1486. Bern’s 2132, April 11, to Dep’t repeated to Paris for Widewing B. Message communicated to this Government through Swiss states that German Government would be disposed to leave all Allied prisoners of war in the camps as Allies advance, provided Allied Governments obligate themselves not to return Prisoners of War so liberated to active duty against Germany.
Please communicate this proposal to the French authorities and inform them that this Government assumes that similar conditions are offered to the French Government and wishes to be informed whether the French Government intends to make favorable response as regards its participation.
In approaching French authorities you should impress upon them the great importance this Government attaches to the matter. In view of the rapidly deteriorating conditions in the camps and the extreme hardships to which all Allied prisoners of war are now subjected, the United States authorities consider that the offer of the German Government should be accepted. The Government of the United States hopes that the French Government will proceed likewise. It is considered that a maximum of three days should be allowed the French authorities for consideration and reply following your presentation of this matter to them.
The Department leaves to your discretion the manner of presentation of the foregoing. In the event of either an unfavorable reply or absence of reply within the three day period, you should inform Department urgently and at the same time the French Government should be left in no doubt that this Government is proceeding with the acceptance of the German proposal insofar as it concerns American prisoners of war.
It is understood that the British Ambassador8 is to be instructed to approach the French Government in a similar sense.
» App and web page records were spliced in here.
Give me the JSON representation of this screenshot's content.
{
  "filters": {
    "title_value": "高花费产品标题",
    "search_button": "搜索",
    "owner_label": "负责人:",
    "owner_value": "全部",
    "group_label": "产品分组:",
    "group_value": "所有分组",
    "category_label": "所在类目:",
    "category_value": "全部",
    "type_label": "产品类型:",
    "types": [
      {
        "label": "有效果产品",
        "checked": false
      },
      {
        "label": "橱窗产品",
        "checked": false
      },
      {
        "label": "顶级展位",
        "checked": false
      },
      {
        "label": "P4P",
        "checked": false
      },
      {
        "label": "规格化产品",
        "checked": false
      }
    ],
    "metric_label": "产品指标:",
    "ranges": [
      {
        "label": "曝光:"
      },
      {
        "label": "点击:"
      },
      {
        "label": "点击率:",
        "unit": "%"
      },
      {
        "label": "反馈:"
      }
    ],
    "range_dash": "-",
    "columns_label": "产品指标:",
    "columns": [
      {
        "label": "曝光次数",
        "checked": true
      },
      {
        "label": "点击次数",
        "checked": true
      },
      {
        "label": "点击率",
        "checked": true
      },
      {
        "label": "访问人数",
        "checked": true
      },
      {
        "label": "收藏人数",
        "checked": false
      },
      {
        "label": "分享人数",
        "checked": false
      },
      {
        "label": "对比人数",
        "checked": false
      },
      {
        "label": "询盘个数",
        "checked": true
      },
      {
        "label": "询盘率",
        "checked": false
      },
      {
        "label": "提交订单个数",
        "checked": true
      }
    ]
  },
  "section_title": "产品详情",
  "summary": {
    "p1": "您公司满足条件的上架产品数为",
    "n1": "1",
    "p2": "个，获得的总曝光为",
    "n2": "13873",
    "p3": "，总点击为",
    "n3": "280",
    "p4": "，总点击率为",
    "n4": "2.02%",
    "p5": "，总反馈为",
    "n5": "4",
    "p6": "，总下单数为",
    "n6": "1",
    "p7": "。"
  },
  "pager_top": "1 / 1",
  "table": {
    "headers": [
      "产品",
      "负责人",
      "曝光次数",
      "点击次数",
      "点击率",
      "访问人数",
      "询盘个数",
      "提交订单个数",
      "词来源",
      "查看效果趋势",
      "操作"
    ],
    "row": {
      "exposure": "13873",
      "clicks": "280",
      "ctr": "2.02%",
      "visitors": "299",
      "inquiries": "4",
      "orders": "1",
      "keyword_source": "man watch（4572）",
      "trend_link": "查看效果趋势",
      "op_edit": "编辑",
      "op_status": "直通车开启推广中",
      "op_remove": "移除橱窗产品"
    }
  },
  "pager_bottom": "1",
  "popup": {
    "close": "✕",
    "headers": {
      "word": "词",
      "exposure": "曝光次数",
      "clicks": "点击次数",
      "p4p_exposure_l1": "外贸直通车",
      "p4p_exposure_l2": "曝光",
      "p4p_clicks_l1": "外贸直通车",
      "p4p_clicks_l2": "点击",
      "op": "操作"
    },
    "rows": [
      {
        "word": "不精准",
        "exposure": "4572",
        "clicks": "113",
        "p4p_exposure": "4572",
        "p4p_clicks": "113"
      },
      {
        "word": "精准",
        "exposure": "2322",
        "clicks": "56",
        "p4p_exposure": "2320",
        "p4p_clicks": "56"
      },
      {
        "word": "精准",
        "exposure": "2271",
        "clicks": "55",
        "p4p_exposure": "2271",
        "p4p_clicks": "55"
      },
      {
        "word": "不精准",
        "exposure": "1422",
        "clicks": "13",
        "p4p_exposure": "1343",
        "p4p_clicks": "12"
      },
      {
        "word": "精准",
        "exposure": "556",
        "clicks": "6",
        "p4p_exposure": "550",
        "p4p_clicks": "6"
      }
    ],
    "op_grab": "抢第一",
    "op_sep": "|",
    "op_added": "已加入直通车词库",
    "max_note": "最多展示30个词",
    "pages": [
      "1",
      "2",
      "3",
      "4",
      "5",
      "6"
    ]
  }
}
For your information the Soviet Government is also being informed of this proposal and the contemplated action of this Government.
- Alfred Duff Cooper.↩